Dataset records

____________________

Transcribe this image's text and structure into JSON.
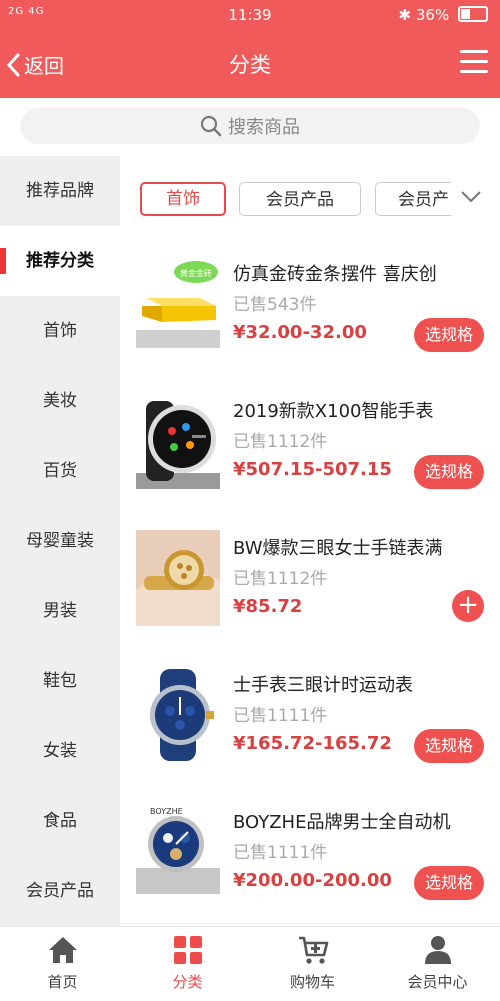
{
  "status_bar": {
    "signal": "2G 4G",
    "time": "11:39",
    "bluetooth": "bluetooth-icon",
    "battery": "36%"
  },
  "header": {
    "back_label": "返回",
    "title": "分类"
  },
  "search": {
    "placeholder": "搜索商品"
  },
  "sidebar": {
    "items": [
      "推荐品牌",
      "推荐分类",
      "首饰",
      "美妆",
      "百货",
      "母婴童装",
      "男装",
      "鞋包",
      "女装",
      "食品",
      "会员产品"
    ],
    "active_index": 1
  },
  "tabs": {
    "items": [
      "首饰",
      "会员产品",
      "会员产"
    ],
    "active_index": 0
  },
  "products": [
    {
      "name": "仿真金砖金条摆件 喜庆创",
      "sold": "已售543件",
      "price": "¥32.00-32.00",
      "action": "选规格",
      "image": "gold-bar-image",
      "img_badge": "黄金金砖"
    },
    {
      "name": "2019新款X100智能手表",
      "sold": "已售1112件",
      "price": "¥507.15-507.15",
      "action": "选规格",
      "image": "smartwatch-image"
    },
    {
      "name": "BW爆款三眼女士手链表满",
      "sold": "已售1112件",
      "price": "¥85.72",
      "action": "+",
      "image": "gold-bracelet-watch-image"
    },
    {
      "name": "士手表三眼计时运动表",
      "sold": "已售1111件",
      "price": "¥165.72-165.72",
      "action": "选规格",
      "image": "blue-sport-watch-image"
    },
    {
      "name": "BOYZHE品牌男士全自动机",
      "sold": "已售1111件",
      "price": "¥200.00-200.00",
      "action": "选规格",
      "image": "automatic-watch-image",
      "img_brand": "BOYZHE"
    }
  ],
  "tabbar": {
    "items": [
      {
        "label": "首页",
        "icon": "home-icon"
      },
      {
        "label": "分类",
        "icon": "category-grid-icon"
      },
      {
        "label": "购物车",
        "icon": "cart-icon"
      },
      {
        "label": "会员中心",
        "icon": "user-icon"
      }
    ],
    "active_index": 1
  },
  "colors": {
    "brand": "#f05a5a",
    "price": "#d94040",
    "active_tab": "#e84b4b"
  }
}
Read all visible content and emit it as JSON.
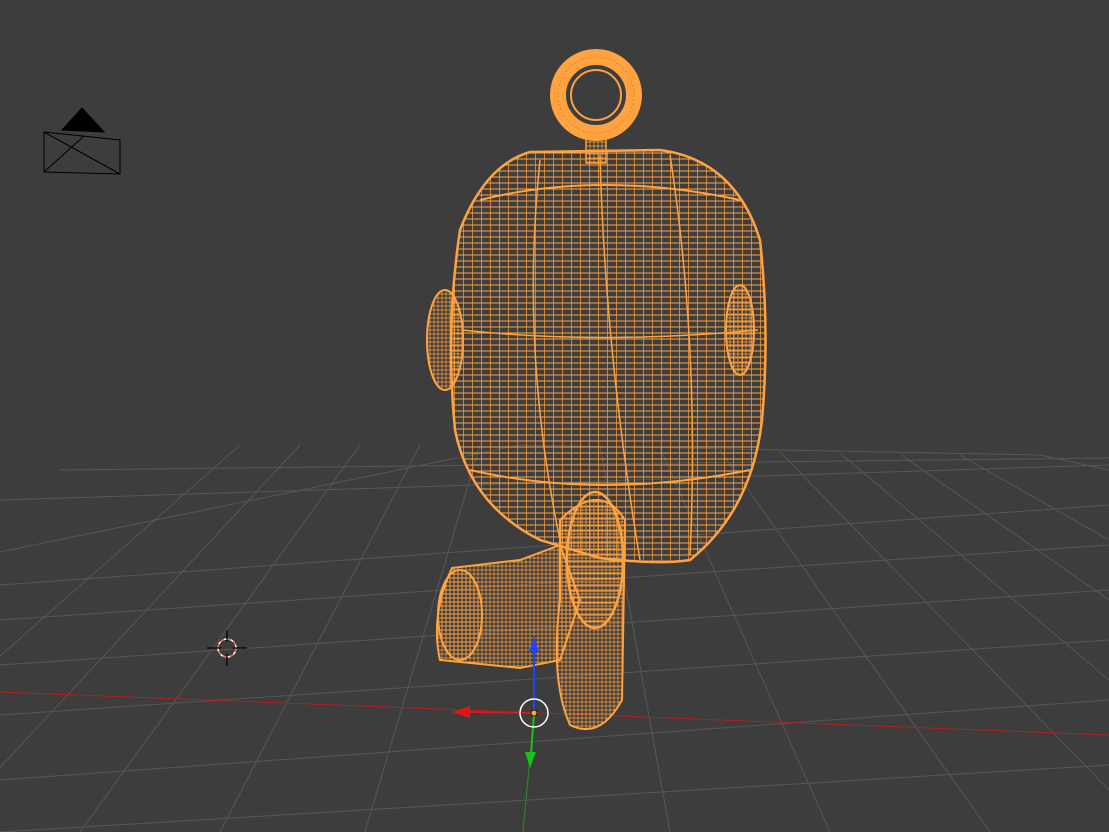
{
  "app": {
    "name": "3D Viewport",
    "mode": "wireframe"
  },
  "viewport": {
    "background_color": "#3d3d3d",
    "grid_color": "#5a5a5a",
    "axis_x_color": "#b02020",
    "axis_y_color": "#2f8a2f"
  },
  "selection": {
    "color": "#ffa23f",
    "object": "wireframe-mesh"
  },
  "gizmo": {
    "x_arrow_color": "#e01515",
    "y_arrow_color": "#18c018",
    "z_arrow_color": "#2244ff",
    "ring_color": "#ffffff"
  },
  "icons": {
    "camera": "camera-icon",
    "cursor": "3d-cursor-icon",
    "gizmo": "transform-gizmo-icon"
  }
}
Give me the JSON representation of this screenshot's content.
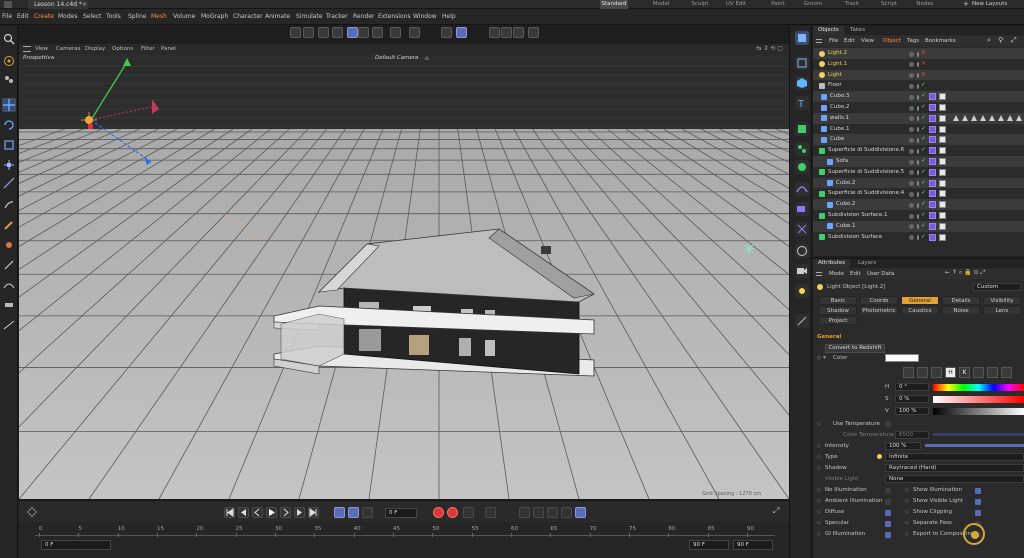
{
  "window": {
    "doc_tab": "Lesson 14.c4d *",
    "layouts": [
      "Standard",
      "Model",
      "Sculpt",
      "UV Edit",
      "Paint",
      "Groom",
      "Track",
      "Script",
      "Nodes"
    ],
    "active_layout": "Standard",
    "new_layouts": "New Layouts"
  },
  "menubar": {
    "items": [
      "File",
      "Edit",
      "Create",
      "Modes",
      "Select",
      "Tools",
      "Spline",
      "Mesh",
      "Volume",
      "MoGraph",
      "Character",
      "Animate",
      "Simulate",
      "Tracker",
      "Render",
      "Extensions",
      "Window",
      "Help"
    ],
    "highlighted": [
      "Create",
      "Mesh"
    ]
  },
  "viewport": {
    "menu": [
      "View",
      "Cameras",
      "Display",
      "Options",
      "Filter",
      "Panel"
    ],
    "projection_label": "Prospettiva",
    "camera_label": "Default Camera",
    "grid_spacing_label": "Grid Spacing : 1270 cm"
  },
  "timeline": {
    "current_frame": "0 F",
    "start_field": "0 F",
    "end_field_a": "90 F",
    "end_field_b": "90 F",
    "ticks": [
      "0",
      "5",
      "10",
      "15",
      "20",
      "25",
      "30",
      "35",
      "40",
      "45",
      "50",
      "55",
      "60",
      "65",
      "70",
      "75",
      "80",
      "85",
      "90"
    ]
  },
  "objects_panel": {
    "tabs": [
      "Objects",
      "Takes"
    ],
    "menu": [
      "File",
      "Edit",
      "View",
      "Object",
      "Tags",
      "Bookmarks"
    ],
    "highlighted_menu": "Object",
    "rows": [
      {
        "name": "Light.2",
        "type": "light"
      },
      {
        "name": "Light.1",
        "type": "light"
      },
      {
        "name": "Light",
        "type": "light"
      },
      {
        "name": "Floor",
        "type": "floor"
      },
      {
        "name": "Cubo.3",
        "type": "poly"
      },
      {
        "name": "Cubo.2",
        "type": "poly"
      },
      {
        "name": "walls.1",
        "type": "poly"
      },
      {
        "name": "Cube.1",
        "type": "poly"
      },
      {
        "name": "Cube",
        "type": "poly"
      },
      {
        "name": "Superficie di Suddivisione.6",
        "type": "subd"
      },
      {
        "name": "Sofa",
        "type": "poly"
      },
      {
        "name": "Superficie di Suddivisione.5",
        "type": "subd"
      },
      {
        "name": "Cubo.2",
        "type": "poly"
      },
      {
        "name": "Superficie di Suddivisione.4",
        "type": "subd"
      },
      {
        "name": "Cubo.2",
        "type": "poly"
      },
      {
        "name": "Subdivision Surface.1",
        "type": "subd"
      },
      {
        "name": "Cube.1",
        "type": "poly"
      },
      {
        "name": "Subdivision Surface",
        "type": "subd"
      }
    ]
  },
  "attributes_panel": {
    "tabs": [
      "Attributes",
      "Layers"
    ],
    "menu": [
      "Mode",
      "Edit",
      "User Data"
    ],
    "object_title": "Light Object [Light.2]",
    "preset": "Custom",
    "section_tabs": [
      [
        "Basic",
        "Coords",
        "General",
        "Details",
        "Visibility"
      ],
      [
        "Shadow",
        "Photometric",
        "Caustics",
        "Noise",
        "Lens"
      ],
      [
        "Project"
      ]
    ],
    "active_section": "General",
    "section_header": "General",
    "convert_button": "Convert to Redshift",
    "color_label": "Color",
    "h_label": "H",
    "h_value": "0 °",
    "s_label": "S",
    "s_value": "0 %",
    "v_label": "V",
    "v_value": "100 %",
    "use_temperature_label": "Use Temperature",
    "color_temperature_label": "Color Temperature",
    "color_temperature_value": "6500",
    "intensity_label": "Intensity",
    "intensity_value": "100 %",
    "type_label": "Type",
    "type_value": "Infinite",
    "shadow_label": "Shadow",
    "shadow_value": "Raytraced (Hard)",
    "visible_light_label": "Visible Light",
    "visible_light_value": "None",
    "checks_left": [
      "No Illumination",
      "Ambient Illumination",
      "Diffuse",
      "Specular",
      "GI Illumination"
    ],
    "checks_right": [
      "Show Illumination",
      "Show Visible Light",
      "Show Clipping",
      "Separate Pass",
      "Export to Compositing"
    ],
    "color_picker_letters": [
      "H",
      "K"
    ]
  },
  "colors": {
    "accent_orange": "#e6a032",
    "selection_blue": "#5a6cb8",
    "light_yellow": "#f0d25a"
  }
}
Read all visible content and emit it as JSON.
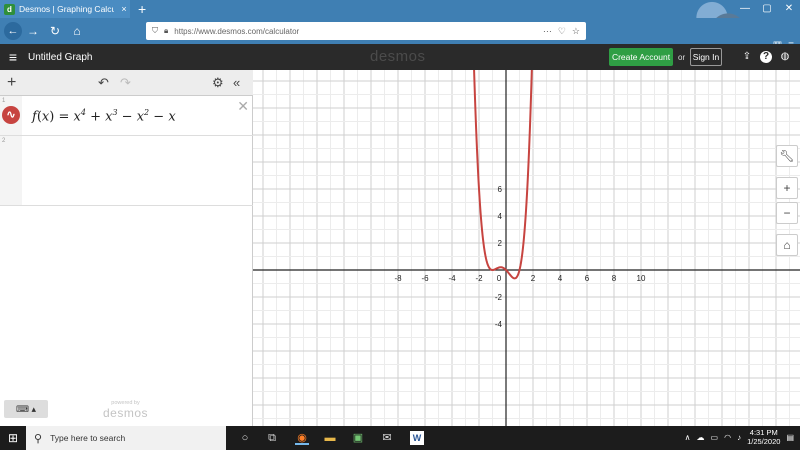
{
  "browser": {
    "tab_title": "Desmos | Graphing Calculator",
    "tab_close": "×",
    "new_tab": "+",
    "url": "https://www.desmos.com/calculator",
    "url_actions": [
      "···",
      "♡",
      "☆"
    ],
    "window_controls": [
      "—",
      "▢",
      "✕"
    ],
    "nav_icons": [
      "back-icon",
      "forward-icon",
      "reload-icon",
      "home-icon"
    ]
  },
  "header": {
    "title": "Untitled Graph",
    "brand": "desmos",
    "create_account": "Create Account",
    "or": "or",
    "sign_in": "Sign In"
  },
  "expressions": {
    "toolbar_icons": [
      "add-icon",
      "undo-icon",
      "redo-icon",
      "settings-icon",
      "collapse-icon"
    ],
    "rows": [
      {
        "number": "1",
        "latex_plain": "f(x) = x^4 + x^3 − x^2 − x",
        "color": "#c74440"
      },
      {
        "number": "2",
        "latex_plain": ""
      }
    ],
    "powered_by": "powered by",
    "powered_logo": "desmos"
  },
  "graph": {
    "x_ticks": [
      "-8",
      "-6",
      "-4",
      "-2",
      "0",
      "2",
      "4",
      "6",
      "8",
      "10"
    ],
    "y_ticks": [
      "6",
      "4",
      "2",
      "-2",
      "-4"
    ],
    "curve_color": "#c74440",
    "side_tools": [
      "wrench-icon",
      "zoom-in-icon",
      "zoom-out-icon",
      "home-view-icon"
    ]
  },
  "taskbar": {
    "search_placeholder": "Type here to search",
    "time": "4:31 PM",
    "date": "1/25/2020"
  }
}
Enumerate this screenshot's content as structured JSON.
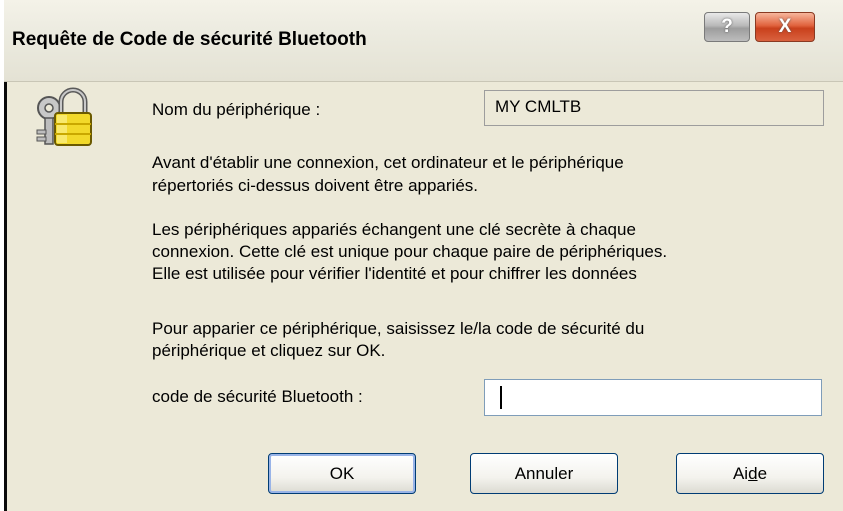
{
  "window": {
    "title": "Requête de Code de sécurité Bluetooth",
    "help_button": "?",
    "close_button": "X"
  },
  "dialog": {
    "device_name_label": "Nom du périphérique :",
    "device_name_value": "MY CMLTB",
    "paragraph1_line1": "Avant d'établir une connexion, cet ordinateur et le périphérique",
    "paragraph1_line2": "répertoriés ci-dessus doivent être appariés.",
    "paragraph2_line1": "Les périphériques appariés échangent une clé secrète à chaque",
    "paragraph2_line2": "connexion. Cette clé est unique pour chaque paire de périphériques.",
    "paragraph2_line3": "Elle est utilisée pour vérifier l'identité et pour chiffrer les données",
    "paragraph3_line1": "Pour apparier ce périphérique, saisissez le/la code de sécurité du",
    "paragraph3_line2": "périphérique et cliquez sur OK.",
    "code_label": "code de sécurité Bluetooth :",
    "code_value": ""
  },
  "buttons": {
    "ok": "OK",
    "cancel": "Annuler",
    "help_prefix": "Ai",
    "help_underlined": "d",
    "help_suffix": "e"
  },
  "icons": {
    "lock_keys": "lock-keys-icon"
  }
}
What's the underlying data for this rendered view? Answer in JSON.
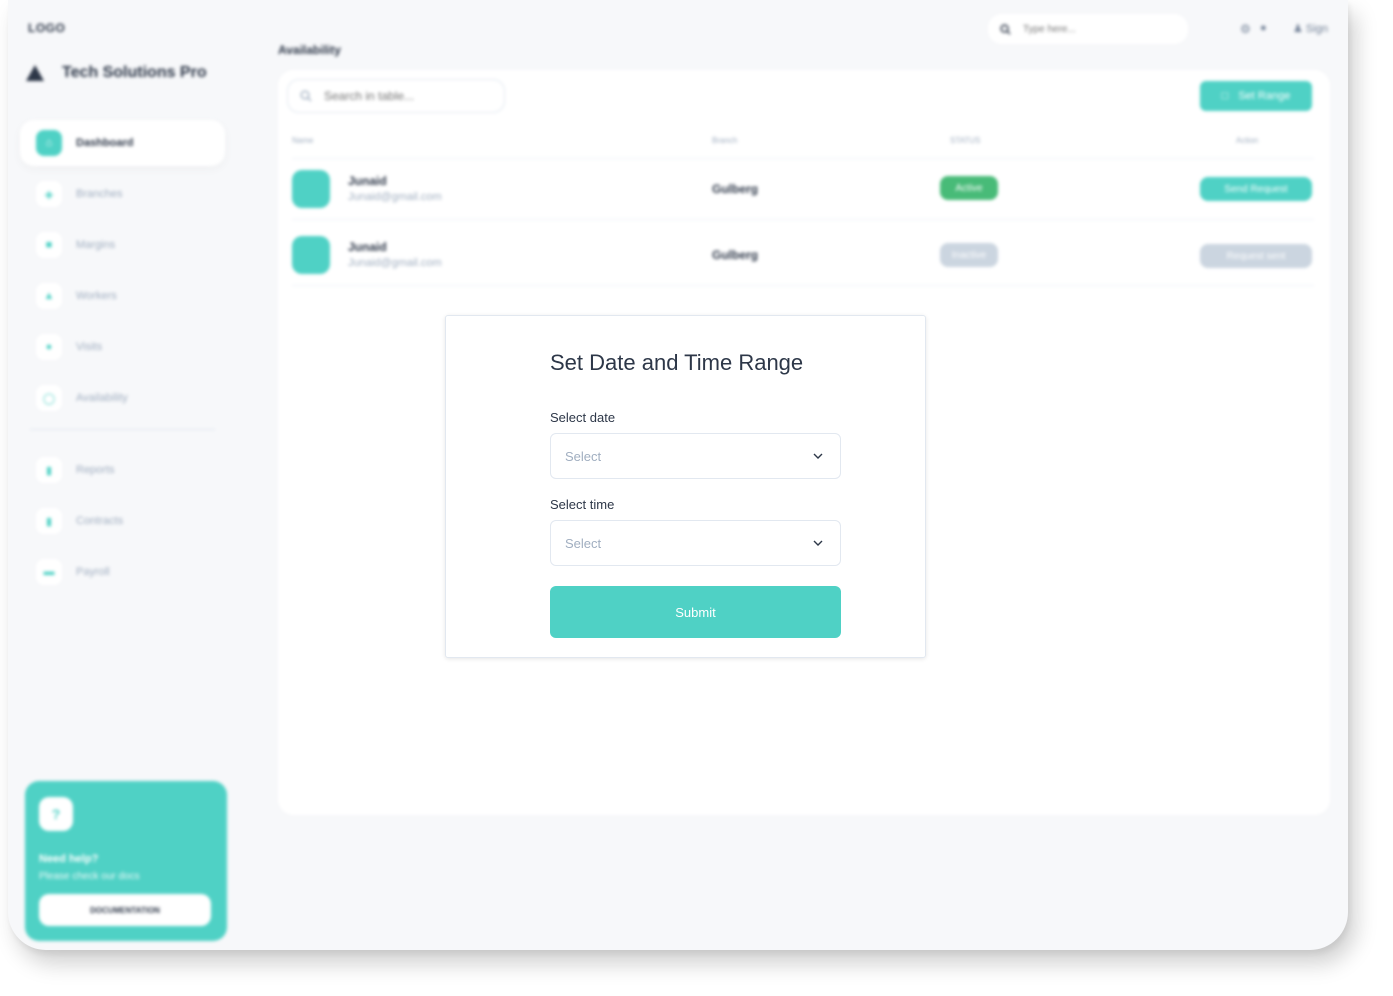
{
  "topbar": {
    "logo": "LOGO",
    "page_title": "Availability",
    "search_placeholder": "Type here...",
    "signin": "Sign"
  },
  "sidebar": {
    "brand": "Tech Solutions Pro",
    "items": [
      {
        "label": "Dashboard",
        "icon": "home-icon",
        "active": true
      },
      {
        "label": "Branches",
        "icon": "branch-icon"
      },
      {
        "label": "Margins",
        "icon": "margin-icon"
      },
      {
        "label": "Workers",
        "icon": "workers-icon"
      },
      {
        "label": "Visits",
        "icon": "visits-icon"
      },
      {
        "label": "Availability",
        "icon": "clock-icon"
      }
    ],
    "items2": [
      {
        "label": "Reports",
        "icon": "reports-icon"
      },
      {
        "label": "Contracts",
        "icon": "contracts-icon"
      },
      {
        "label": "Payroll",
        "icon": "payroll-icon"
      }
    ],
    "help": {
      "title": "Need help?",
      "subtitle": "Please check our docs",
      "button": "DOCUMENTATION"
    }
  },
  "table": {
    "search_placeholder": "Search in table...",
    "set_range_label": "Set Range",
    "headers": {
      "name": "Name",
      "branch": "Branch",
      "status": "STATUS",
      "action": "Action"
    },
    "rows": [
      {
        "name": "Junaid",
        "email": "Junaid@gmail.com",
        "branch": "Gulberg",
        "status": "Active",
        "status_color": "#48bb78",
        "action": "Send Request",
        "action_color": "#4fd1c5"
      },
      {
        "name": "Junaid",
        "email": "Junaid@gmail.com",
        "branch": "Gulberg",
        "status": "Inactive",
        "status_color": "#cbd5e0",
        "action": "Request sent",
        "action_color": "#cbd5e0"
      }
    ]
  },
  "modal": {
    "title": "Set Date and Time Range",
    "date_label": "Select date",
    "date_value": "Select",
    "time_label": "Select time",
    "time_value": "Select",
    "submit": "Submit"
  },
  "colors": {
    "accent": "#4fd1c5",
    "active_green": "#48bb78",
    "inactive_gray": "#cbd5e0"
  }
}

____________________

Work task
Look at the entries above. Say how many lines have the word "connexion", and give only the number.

Result below
2